An implicit assumption underlying the gender stereotyping literature is that female candidates have an advantage in local elections. Two factors motivate this assumption. First, some local issues, such as the provision of social services, fit into the stereotypic strengths of female politicians. Second, as the level of office increases, so too does the perceived masculinity of the office. Research on local policymaking, however, indicates that the tasks associated with local political offices, such as economic competition with other cites, require masculine rather than feminine qualities. I integrate research on local policymaking with the gender stereotyping literature to clarify the role of gender stereotypes in local elections. Using two national survey experiments, I find that female candidates, especially Republican female candidates, benefit from emphasizing masculine stereotypes and not feminine stereotypes.
Candidates frequently engage in partisan trespassing strategies where a candidate will highlight issues and traits associated with stereotypes of the opposing political party. Successful trespassing messages should lead voters to associate candidates with qualities that fit into stereotypes about both Democrats and Republicans, increase electoral support for a candidate, and expand a candidate’s base of support.

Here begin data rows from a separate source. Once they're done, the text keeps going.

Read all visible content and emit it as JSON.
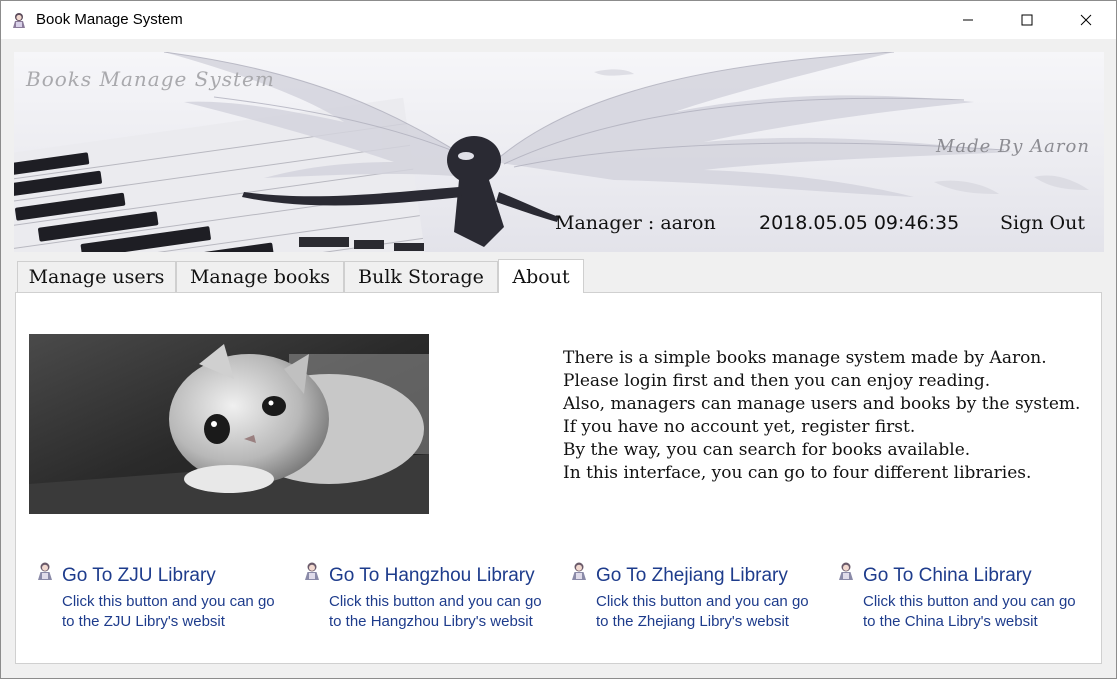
{
  "window": {
    "title": "Book Manage System"
  },
  "banner": {
    "title": "Books Manage System",
    "made_by": "Made By Aaron",
    "manager_label": "Manager : aaron",
    "datetime": "2018.05.05 09:46:35",
    "sign_out": "Sign Out"
  },
  "tabs": [
    {
      "label": "Manage users",
      "active": false
    },
    {
      "label": "Manage books",
      "active": false
    },
    {
      "label": "Bulk Storage",
      "active": false
    },
    {
      "label": "About",
      "active": true
    }
  ],
  "about": {
    "lines": [
      "There is a simple books manage system made by Aaron.",
      "Please login first and then you can enjoy reading.",
      "Also, managers can manage users and books by the system.",
      "If you have no account yet, register first.",
      "By the way, you can search for books available.",
      "In this interface, you can go to four different libraries."
    ]
  },
  "libraries": [
    {
      "title": "Go To ZJU Library",
      "desc_line1": "Click this button and you can go",
      "desc_line2": "to the ZJU Libry's websit"
    },
    {
      "title": "Go To Hangzhou Library",
      "desc_line1": "Click this button and you can go",
      "desc_line2": "to the Hangzhou Libry's websit"
    },
    {
      "title": "Go To Zhejiang Library",
      "desc_line1": "Click this button and you can go",
      "desc_line2": "to the Zhejiang Libry's websit"
    },
    {
      "title": "Go To China Library",
      "desc_line1": "Click this button and you can go",
      "desc_line2": "to the China Libry's websit"
    }
  ],
  "colors": {
    "link": "#1e3c8c",
    "window_bg": "#f0f0f0",
    "panel_bg": "#ffffff"
  },
  "icons": {
    "app": "character-icon",
    "minimize": "minimize-icon",
    "maximize": "maximize-icon",
    "close": "close-icon",
    "library": "character-icon"
  }
}
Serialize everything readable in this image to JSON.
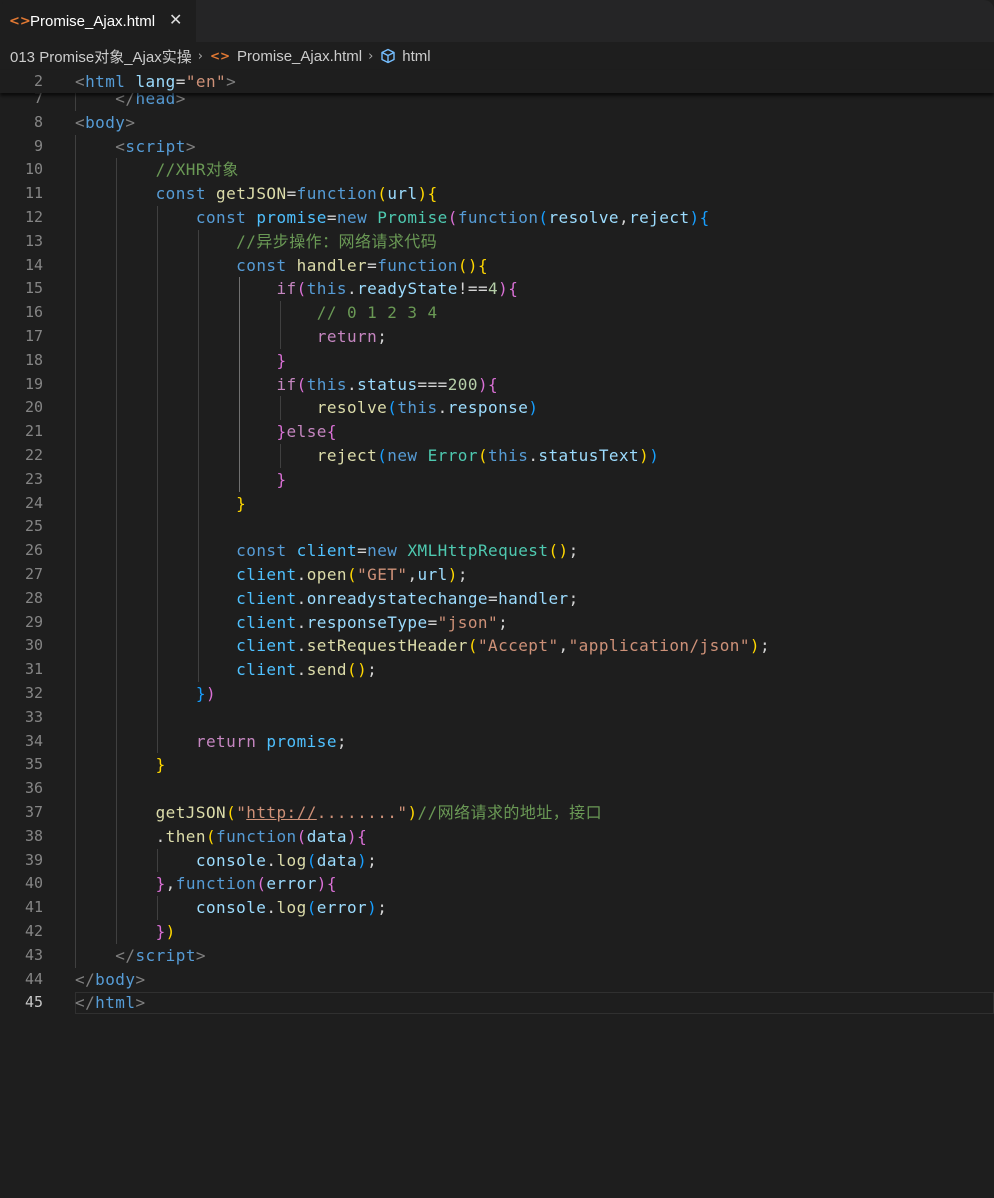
{
  "tab": {
    "icon": "html-code-icon",
    "label": "Promise_Ajax.html",
    "close": "✕"
  },
  "breadcrumb": {
    "folder": "013 Promise对象_Ajax实操",
    "file": "Promise_Ajax.html",
    "symbol": "html",
    "separator": "›"
  },
  "editor": {
    "active_line": "45",
    "sticky_line": {
      "number": "2",
      "tokens": [
        [
          "t-punc",
          "<"
        ],
        [
          "t-tag",
          "html"
        ],
        [
          "t-op",
          " "
        ],
        [
          "t-attr",
          "lang"
        ],
        [
          "t-op",
          "="
        ],
        [
          "t-str",
          "\"en\""
        ],
        [
          "t-punc",
          ">"
        ]
      ]
    },
    "lines": [
      {
        "n": "7",
        "tokens": [
          [
            "t-op",
            "    "
          ],
          [
            "t-punc",
            "</"
          ],
          [
            "t-tag",
            "head"
          ],
          [
            "t-punc",
            ">"
          ]
        ]
      },
      {
        "n": "8",
        "tokens": [
          [
            "t-punc",
            "<"
          ],
          [
            "t-tag",
            "body"
          ],
          [
            "t-punc",
            ">"
          ]
        ]
      },
      {
        "n": "9",
        "tokens": [
          [
            "t-op",
            "    "
          ],
          [
            "t-punc",
            "<"
          ],
          [
            "t-tag",
            "script"
          ],
          [
            "t-punc",
            ">"
          ]
        ]
      },
      {
        "n": "10",
        "tokens": [
          [
            "t-op",
            "        "
          ],
          [
            "t-com",
            "//XHR对象"
          ]
        ]
      },
      {
        "n": "11",
        "tokens": [
          [
            "t-op",
            "        "
          ],
          [
            "t-kw",
            "const"
          ],
          [
            "t-op",
            " "
          ],
          [
            "t-fn",
            "getJSON"
          ],
          [
            "t-op",
            "="
          ],
          [
            "t-kw",
            "function"
          ],
          [
            "b1",
            "("
          ],
          [
            "t-var",
            "url"
          ],
          [
            "b1",
            ")"
          ],
          [
            "b1",
            "{"
          ]
        ]
      },
      {
        "n": "12",
        "tokens": [
          [
            "t-op",
            "            "
          ],
          [
            "t-kw",
            "const"
          ],
          [
            "t-op",
            " "
          ],
          [
            "t-const",
            "promise"
          ],
          [
            "t-op",
            "="
          ],
          [
            "t-kw",
            "new"
          ],
          [
            "t-op",
            " "
          ],
          [
            "t-cls",
            "Promise"
          ],
          [
            "b2",
            "("
          ],
          [
            "t-kw",
            "function"
          ],
          [
            "b3",
            "("
          ],
          [
            "t-var",
            "resolve"
          ],
          [
            "t-op",
            ","
          ],
          [
            "t-var",
            "reject"
          ],
          [
            "b3",
            ")"
          ],
          [
            "b3",
            "{"
          ]
        ]
      },
      {
        "n": "13",
        "tokens": [
          [
            "t-op",
            "                "
          ],
          [
            "t-com",
            "//异步操作：网络请求代码"
          ]
        ]
      },
      {
        "n": "14",
        "tokens": [
          [
            "t-op",
            "                "
          ],
          [
            "t-kw",
            "const"
          ],
          [
            "t-op",
            " "
          ],
          [
            "t-fn",
            "handler"
          ],
          [
            "t-op",
            "="
          ],
          [
            "t-kw",
            "function"
          ],
          [
            "b1",
            "("
          ],
          [
            "b1",
            ")"
          ],
          [
            "b1",
            "{"
          ]
        ]
      },
      {
        "n": "15",
        "tokens": [
          [
            "t-op",
            "                    "
          ],
          [
            "t-ctl",
            "if"
          ],
          [
            "b2",
            "("
          ],
          [
            "t-kw",
            "this"
          ],
          [
            "t-op",
            "."
          ],
          [
            "t-var",
            "readyState"
          ],
          [
            "t-op",
            "!=="
          ],
          [
            "t-num",
            "4"
          ],
          [
            "b2",
            ")"
          ],
          [
            "b2",
            "{"
          ]
        ]
      },
      {
        "n": "16",
        "tokens": [
          [
            "t-op",
            "                        "
          ],
          [
            "t-com",
            "// 0 1 2 3 4"
          ]
        ]
      },
      {
        "n": "17",
        "tokens": [
          [
            "t-op",
            "                        "
          ],
          [
            "t-ctl",
            "return"
          ],
          [
            "t-op",
            ";"
          ]
        ]
      },
      {
        "n": "18",
        "tokens": [
          [
            "t-op",
            "                    "
          ],
          [
            "b2",
            "}"
          ]
        ]
      },
      {
        "n": "19",
        "tokens": [
          [
            "t-op",
            "                    "
          ],
          [
            "t-ctl",
            "if"
          ],
          [
            "b2",
            "("
          ],
          [
            "t-kw",
            "this"
          ],
          [
            "t-op",
            "."
          ],
          [
            "t-var",
            "status"
          ],
          [
            "t-op",
            "==="
          ],
          [
            "t-num",
            "200"
          ],
          [
            "b2",
            ")"
          ],
          [
            "b2",
            "{"
          ]
        ]
      },
      {
        "n": "20",
        "tokens": [
          [
            "t-op",
            "                        "
          ],
          [
            "t-fn",
            "resolve"
          ],
          [
            "b3",
            "("
          ],
          [
            "t-kw",
            "this"
          ],
          [
            "t-op",
            "."
          ],
          [
            "t-var",
            "response"
          ],
          [
            "b3",
            ")"
          ]
        ]
      },
      {
        "n": "21",
        "tokens": [
          [
            "t-op",
            "                    "
          ],
          [
            "b2",
            "}"
          ],
          [
            "t-ctl",
            "else"
          ],
          [
            "b2",
            "{"
          ]
        ]
      },
      {
        "n": "22",
        "tokens": [
          [
            "t-op",
            "                        "
          ],
          [
            "t-fn",
            "reject"
          ],
          [
            "b3",
            "("
          ],
          [
            "t-kw",
            "new"
          ],
          [
            "t-op",
            " "
          ],
          [
            "t-cls",
            "Error"
          ],
          [
            "b1",
            "("
          ],
          [
            "t-kw",
            "this"
          ],
          [
            "t-op",
            "."
          ],
          [
            "t-var",
            "statusText"
          ],
          [
            "b1",
            ")"
          ],
          [
            "b3",
            ")"
          ]
        ]
      },
      {
        "n": "23",
        "tokens": [
          [
            "t-op",
            "                    "
          ],
          [
            "b2",
            "}"
          ]
        ]
      },
      {
        "n": "24",
        "tokens": [
          [
            "t-op",
            "                "
          ],
          [
            "b1",
            "}"
          ]
        ]
      },
      {
        "n": "25",
        "tokens": []
      },
      {
        "n": "26",
        "tokens": [
          [
            "t-op",
            "                "
          ],
          [
            "t-kw",
            "const"
          ],
          [
            "t-op",
            " "
          ],
          [
            "t-const",
            "client"
          ],
          [
            "t-op",
            "="
          ],
          [
            "t-kw",
            "new"
          ],
          [
            "t-op",
            " "
          ],
          [
            "t-cls",
            "XMLHttpRequest"
          ],
          [
            "b1",
            "("
          ],
          [
            "b1",
            ")"
          ],
          [
            "t-op",
            ";"
          ]
        ]
      },
      {
        "n": "27",
        "tokens": [
          [
            "t-op",
            "                "
          ],
          [
            "t-const",
            "client"
          ],
          [
            "t-op",
            "."
          ],
          [
            "t-fn",
            "open"
          ],
          [
            "b1",
            "("
          ],
          [
            "t-str",
            "\"GET\""
          ],
          [
            "t-op",
            ","
          ],
          [
            "t-var",
            "url"
          ],
          [
            "b1",
            ")"
          ],
          [
            "t-op",
            ";"
          ]
        ]
      },
      {
        "n": "28",
        "tokens": [
          [
            "t-op",
            "                "
          ],
          [
            "t-const",
            "client"
          ],
          [
            "t-op",
            "."
          ],
          [
            "t-var",
            "onreadystatechange"
          ],
          [
            "t-op",
            "="
          ],
          [
            "t-var",
            "handler"
          ],
          [
            "t-op",
            ";"
          ]
        ]
      },
      {
        "n": "29",
        "tokens": [
          [
            "t-op",
            "                "
          ],
          [
            "t-const",
            "client"
          ],
          [
            "t-op",
            "."
          ],
          [
            "t-var",
            "responseType"
          ],
          [
            "t-op",
            "="
          ],
          [
            "t-str",
            "\"json\""
          ],
          [
            "t-op",
            ";"
          ]
        ]
      },
      {
        "n": "30",
        "tokens": [
          [
            "t-op",
            "                "
          ],
          [
            "t-const",
            "client"
          ],
          [
            "t-op",
            "."
          ],
          [
            "t-fn",
            "setRequestHeader"
          ],
          [
            "b1",
            "("
          ],
          [
            "t-str",
            "\"Accept\""
          ],
          [
            "t-op",
            ","
          ],
          [
            "t-str",
            "\"application/json\""
          ],
          [
            "b1",
            ")"
          ],
          [
            "t-op",
            ";"
          ]
        ]
      },
      {
        "n": "31",
        "tokens": [
          [
            "t-op",
            "                "
          ],
          [
            "t-const",
            "client"
          ],
          [
            "t-op",
            "."
          ],
          [
            "t-fn",
            "send"
          ],
          [
            "b1",
            "("
          ],
          [
            "b1",
            ")"
          ],
          [
            "t-op",
            ";"
          ]
        ]
      },
      {
        "n": "32",
        "tokens": [
          [
            "t-op",
            "            "
          ],
          [
            "b3",
            "}"
          ],
          [
            "b2",
            ")"
          ]
        ]
      },
      {
        "n": "33",
        "tokens": []
      },
      {
        "n": "34",
        "tokens": [
          [
            "t-op",
            "            "
          ],
          [
            "t-ctl",
            "return"
          ],
          [
            "t-op",
            " "
          ],
          [
            "t-const",
            "promise"
          ],
          [
            "t-op",
            ";"
          ]
        ]
      },
      {
        "n": "35",
        "tokens": [
          [
            "t-op",
            "        "
          ],
          [
            "b1",
            "}"
          ]
        ]
      },
      {
        "n": "36",
        "tokens": []
      },
      {
        "n": "37",
        "tokens": [
          [
            "t-op",
            "        "
          ],
          [
            "t-fn",
            "getJSON"
          ],
          [
            "b1",
            "("
          ],
          [
            "t-str",
            "\""
          ],
          [
            "t-str t-link",
            "http://"
          ],
          [
            "t-str",
            "........\""
          ],
          [
            "b1",
            ")"
          ],
          [
            "t-com",
            "//网络请求的地址，接口"
          ]
        ]
      },
      {
        "n": "38",
        "tokens": [
          [
            "t-op",
            "        ."
          ],
          [
            "t-fn",
            "then"
          ],
          [
            "b1",
            "("
          ],
          [
            "t-kw",
            "function"
          ],
          [
            "b2",
            "("
          ],
          [
            "t-var",
            "data"
          ],
          [
            "b2",
            ")"
          ],
          [
            "b2",
            "{"
          ]
        ]
      },
      {
        "n": "39",
        "tokens": [
          [
            "t-op",
            "            "
          ],
          [
            "t-var",
            "console"
          ],
          [
            "t-op",
            "."
          ],
          [
            "t-fn",
            "log"
          ],
          [
            "b3",
            "("
          ],
          [
            "t-var",
            "data"
          ],
          [
            "b3",
            ")"
          ],
          [
            "t-op",
            ";"
          ]
        ]
      },
      {
        "n": "40",
        "tokens": [
          [
            "t-op",
            "        "
          ],
          [
            "b2",
            "}"
          ],
          [
            "t-op",
            ","
          ],
          [
            "t-kw",
            "function"
          ],
          [
            "b2",
            "("
          ],
          [
            "t-var",
            "error"
          ],
          [
            "b2",
            ")"
          ],
          [
            "b2",
            "{"
          ]
        ]
      },
      {
        "n": "41",
        "tokens": [
          [
            "t-op",
            "            "
          ],
          [
            "t-var",
            "console"
          ],
          [
            "t-op",
            "."
          ],
          [
            "t-fn",
            "log"
          ],
          [
            "b3",
            "("
          ],
          [
            "t-var",
            "error"
          ],
          [
            "b3",
            ")"
          ],
          [
            "t-op",
            ";"
          ]
        ]
      },
      {
        "n": "42",
        "tokens": [
          [
            "t-op",
            "        "
          ],
          [
            "b2",
            "}"
          ],
          [
            "b1",
            ")"
          ]
        ]
      },
      {
        "n": "43",
        "tokens": [
          [
            "t-op",
            "    "
          ],
          [
            "t-punc",
            "</"
          ],
          [
            "t-tag",
            "script"
          ],
          [
            "t-punc",
            ">"
          ]
        ]
      },
      {
        "n": "44",
        "tokens": [
          [
            "t-punc",
            "</"
          ],
          [
            "t-tag",
            "body"
          ],
          [
            "t-punc",
            ">"
          ]
        ]
      },
      {
        "n": "45",
        "tokens": [
          [
            "t-punc",
            "</"
          ],
          [
            "t-tag",
            "html"
          ],
          [
            "t-punc",
            ">"
          ]
        ]
      }
    ]
  },
  "colors": {
    "background": "#1e1e1e",
    "tab_icon": "#e37933",
    "symbol_icon": "#75beff"
  }
}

Few studies, however, investigate whether there are differences in the effects of trespassing strategies across candidate sex. Through three survey experiments, I show that trespassing strategies have both positive and negative effects for female candidates. Voters associate female candidates who trespass with more issues and traits associated with the opposing political party, but voters also associate female candidates with fewer partisan qualities. This trade-off is one that both female and male candidates experience. Male candidates, unlike female candidates, can successfully attract more electoral support from out-partisan voters with trespassing strategies. These findings have broad implications for the viability of female candidates in national and state elections where candidates must secure support across a broad coalition of partisan and out-partisan voters.
Existing research debates the extent to which feminine and masculine stereotypes affect voters’ impressions of female candidates. Current approaches identify how descriptions of female candidates as having feminine or masculine qualities lead voters to rely on stereotypes. We argue that extant scholarship overlooks a critical source of stereotypic information about female candidates—the role of visual information. This manuscript explores the conditions under which voters use feminine and masculine visuals to evaluate female candidates. Drawing on theories of information processing and stereotype reliance, we develop a framework that explains when visual information will affect how voters evaluate female and male candidates. We argue that visual information that is incongruent with stereotypes about a candidate’s sex will affect candidate evaluations while visuals congruent with stereotypes about candidate sex will not. We test these dynamics with an original survey experiment. We find that gender incongruent masculine visuals negatively affect evaluations of a female candidate’s issue competencies and electoral viability.